The inertial Kuramoto model (IKM) is a straightforward generalization of the Kuramoto model (KM), a well-known synchronization model. Although considering the inertia is natural due to Newton's law and the KM has been studied widely, the IKM has not been studied as much as the KM. In this thesis, we study the properties of the IKM and various IKM-type models.

First, we study the cardinality of collisions between Kuramoto oscillators in the (asymptotic) phase-locking process under inertia. In a small inertia regime, the finiteness of collisions is also equivalent to the phase-locking, like the KM. In contrast, in a large inertia regime, a homogeneous Kuramoto ensemble with the same natural frequency can exhibit the phase-locking while there are a countable number of collisions between Kuramoto oscillators. This is in contrast to the KM.

Second, we study the relaxation dynamics toward a phase-locking state for the IKM from generic initial configurations. For this, we provide a sufficient framework in terms of the generic initial data and the system and free parameters.

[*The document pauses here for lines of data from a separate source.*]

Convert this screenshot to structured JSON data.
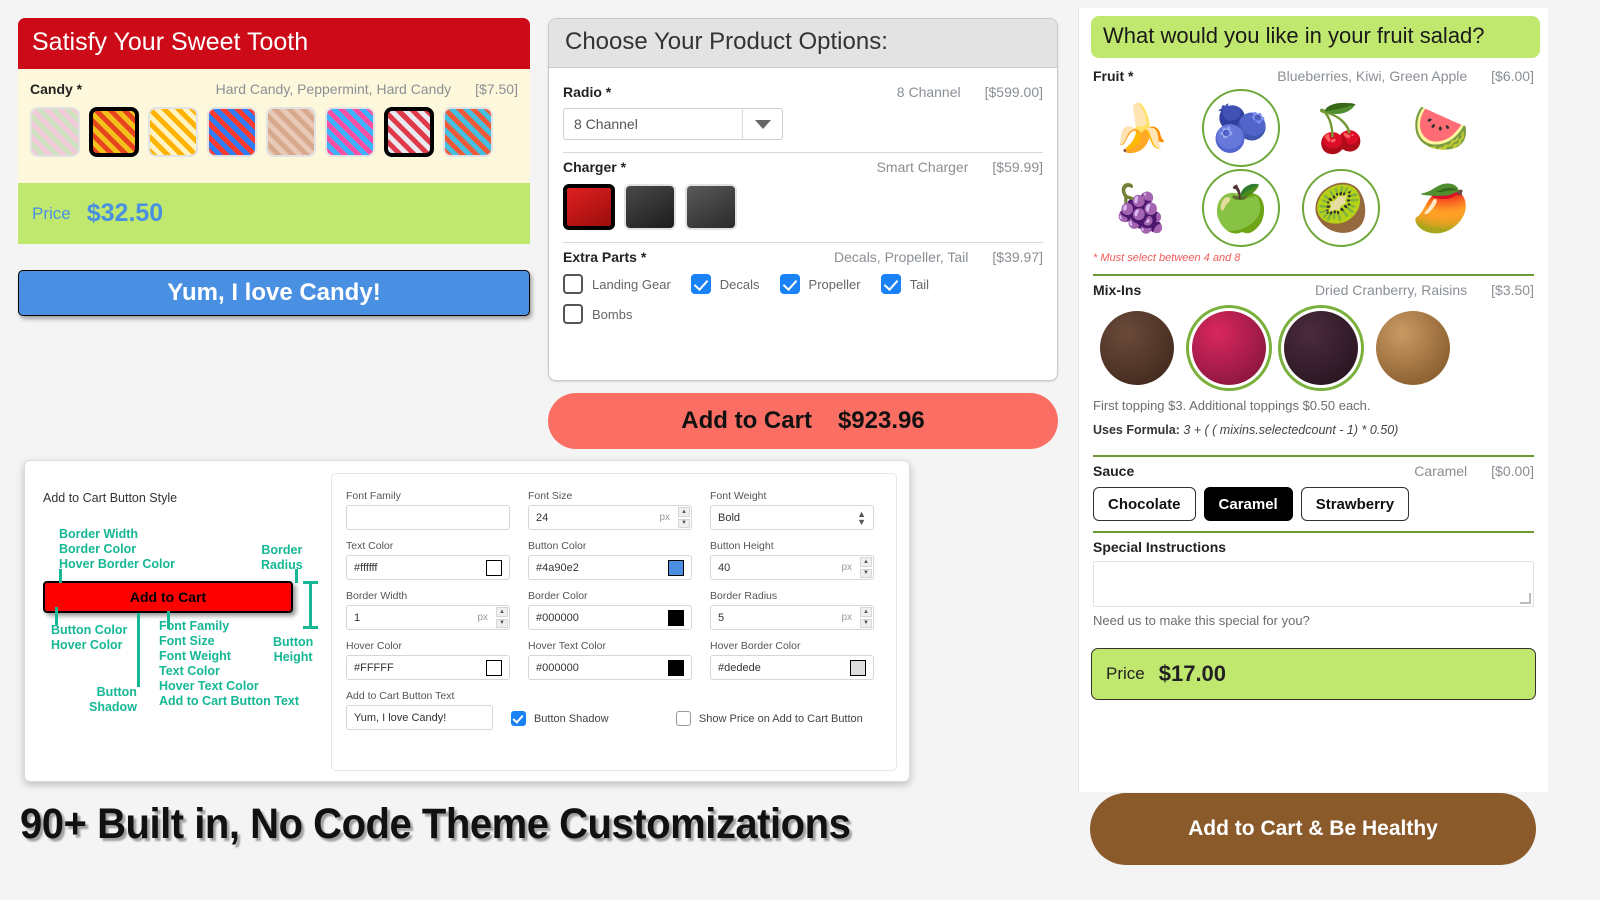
{
  "candy": {
    "title": "Satisfy Your Sweet Tooth",
    "option_label": "Candy *",
    "selected_text": "Hard Candy, Peppermint, Hard Candy",
    "price_tag": "[$7.50]",
    "swatches": [
      {
        "name": "pastel-mix-candy",
        "selected": false,
        "c1": "#f2c9d8",
        "c2": "#cfe2c2"
      },
      {
        "name": "assorted-hard-candy",
        "selected": true,
        "c1": "#e8431f",
        "c2": "#f3c21a"
      },
      {
        "name": "candy-corn",
        "selected": false,
        "c1": "#ffb300",
        "c2": "#fff3c4"
      },
      {
        "name": "sprinkles-mix",
        "selected": false,
        "c1": "#ff3b30",
        "c2": "#2f7df6"
      },
      {
        "name": "gummy-mix",
        "selected": false,
        "c1": "#e8c9b8",
        "c2": "#d9a98e"
      },
      {
        "name": "rainbow-sprinkles",
        "selected": false,
        "c1": "#ff4fa3",
        "c2": "#3bb3ff"
      },
      {
        "name": "peppermint-candy-canes",
        "selected": true,
        "c1": "#e8e8ee",
        "c2": "#e03a4a"
      },
      {
        "name": "sour-worms",
        "selected": false,
        "c1": "#f15a38",
        "c2": "#46c0e0"
      }
    ],
    "price_label": "Price",
    "price_value": "$32.50",
    "cta_label": "Yum, I love Candy!"
  },
  "product": {
    "title": "Choose Your Product Options:",
    "sections": [
      {
        "label": "Radio *",
        "selected_text": "8 Channel",
        "price_tag": "[$599.00]",
        "control": "select",
        "select_value": "8 Channel"
      },
      {
        "label": "Charger *",
        "selected_text": "Smart Charger",
        "price_tag": "[$59.99]",
        "control": "swatches",
        "swatches": [
          {
            "name": "smart-charger-red",
            "selected": true,
            "c1": "#e02020",
            "c2": "#9b0d0d"
          },
          {
            "name": "balance-charger-black",
            "selected": false,
            "c1": "#4a4a4a",
            "c2": "#1c1c1c"
          },
          {
            "name": "compact-charger-grey",
            "selected": false,
            "c1": "#5a5a5a",
            "c2": "#2a2a2a"
          }
        ]
      },
      {
        "label": "Extra Parts *",
        "selected_text": "Decals, Propeller, Tail",
        "price_tag": "[$39.97]",
        "control": "checkboxes",
        "checkboxes": [
          {
            "label": "Landing Gear",
            "checked": false
          },
          {
            "label": "Decals",
            "checked": true
          },
          {
            "label": "Propeller",
            "checked": true
          },
          {
            "label": "Tail",
            "checked": true
          },
          {
            "label": "Bombs",
            "checked": false
          }
        ]
      }
    ],
    "cta_label": "Add to Cart",
    "cta_price": "$923.96"
  },
  "fruit": {
    "title": "What would you like in your fruit salad?",
    "fruit_label": "Fruit *",
    "fruit_selected_text": "Blueberries, Kiwi, Green Apple",
    "fruit_price_tag": "[$6.00]",
    "fruits": [
      {
        "name": "banana",
        "selected": false,
        "glyph": "🍌"
      },
      {
        "name": "blueberries",
        "selected": true,
        "glyph": "🫐"
      },
      {
        "name": "cherries",
        "selected": false,
        "glyph": "🍒"
      },
      {
        "name": "watermelon",
        "selected": false,
        "glyph": "🍉"
      },
      {
        "name": "green-grapes",
        "selected": false,
        "glyph": "🍇"
      },
      {
        "name": "green-apple",
        "selected": true,
        "glyph": "🍏"
      },
      {
        "name": "kiwi",
        "selected": true,
        "glyph": "🥝"
      },
      {
        "name": "mango",
        "selected": false,
        "glyph": "🥭"
      }
    ],
    "fruit_note": "* Must select between 4 and 8",
    "mixins_label": "Mix-Ins",
    "mixins_selected_text": "Dried Cranberry, Raisins",
    "mixins_price_tag": "[$3.50]",
    "mixins": [
      {
        "name": "chocolate-chips",
        "selected": false,
        "c1": "#6b4a3a",
        "c2": "#3a2418"
      },
      {
        "name": "dried-cranberry",
        "selected": true,
        "c1": "#d9275f",
        "c2": "#7a1238"
      },
      {
        "name": "raisins",
        "selected": true,
        "c1": "#4a2b3d",
        "c2": "#23111c"
      },
      {
        "name": "almonds",
        "selected": false,
        "c1": "#c89a63",
        "c2": "#7c4f22"
      }
    ],
    "mixins_note": "First topping $3. Additional toppings $0.50 each.",
    "formula_label": "Uses Formula:",
    "formula_value": "3 + ( ( mixins.selectedcount - 1) * 0.50)",
    "sauce_label": "Sauce",
    "sauce_selected_text": "Caramel",
    "sauce_price_tag": "[$0.00]",
    "sauces": [
      {
        "label": "Chocolate",
        "selected": false
      },
      {
        "label": "Caramel",
        "selected": true
      },
      {
        "label": "Strawberry",
        "selected": false
      }
    ],
    "special_label": "Special Instructions",
    "special_value": "",
    "special_note": "Need us to make this special for you?",
    "price_label": "Price",
    "price_value": "$17.00",
    "cta_label": "Add to Cart & Be Healthy"
  },
  "theme": {
    "diagram_title": "Add to Cart Button Style",
    "diagram_button_text": "Add to Cart",
    "annotations": {
      "top_left": "Border Width\nBorder Color\nHover Border Color",
      "top_right": "Border\nRadius",
      "bottom_left": "Button Color\nHover Color",
      "bottom_center": "Font Family\nFont Size\nFont Weight\nText Color\nHover Text Color\nAdd to Cart Button Text",
      "bottom_shadow": "Button\nShadow",
      "bottom_right": "Button\nHeight"
    },
    "fields": [
      {
        "label": "Font Family",
        "value": "",
        "kind": "text"
      },
      {
        "label": "Font Size",
        "value": "24",
        "unit": "px",
        "kind": "spin"
      },
      {
        "label": "Font Weight",
        "value": "Bold",
        "kind": "select"
      },
      {
        "label": "Text Color",
        "value": "#ffffff",
        "kind": "color",
        "swatch": "#ffffff"
      },
      {
        "label": "Button Color",
        "value": "#4a90e2",
        "kind": "color",
        "swatch": "#4a90e2"
      },
      {
        "label": "Button Height",
        "value": "40",
        "unit": "px",
        "kind": "spin"
      },
      {
        "label": "Border Width",
        "value": "1",
        "unit": "px",
        "kind": "spin"
      },
      {
        "label": "Border Color",
        "value": "#000000",
        "kind": "color",
        "swatch": "#000000"
      },
      {
        "label": "Border Radius",
        "value": "5",
        "unit": "px",
        "kind": "spin"
      },
      {
        "label": "Hover Color",
        "value": "#FFFFF",
        "kind": "color",
        "swatch": "#ffffff"
      },
      {
        "label": "Hover Text Color",
        "value": "#000000",
        "kind": "color",
        "swatch": "#000000"
      },
      {
        "label": "Hover Border Color",
        "value": "#dedede",
        "kind": "color",
        "swatch": "#dedede"
      }
    ],
    "button_text_label": "Add to Cart Button Text",
    "button_text_value": "Yum, I love Candy!",
    "button_shadow_label": "Button Shadow",
    "button_shadow_checked": true,
    "show_price_label": "Show Price on Add to Cart Button",
    "show_price_checked": false
  },
  "headline": "90+ Built in, No Code Theme Customizations",
  "colors": {
    "candy_header": "#cc0a18",
    "candy_body": "#fdf8dc",
    "green_price": "#c0e86e",
    "blue_cta": "#4a90e2",
    "red_cta": "#fa6e64",
    "brown_cta": "#8a5a2b",
    "annotation_teal": "#16b795"
  }
}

Third, we study the emergent dynamics of Kuramoto oscillators under the interplay between inertia and adaptive couplings. We use the inertial Kuramoto model with time-dependent mutual coupling strengths for the phase dynamics. We provide several sufficient frameworks for the phase and frequency synchronization regarding system parameters and initial data for Hebbian and anti-Hebbian coupling functions.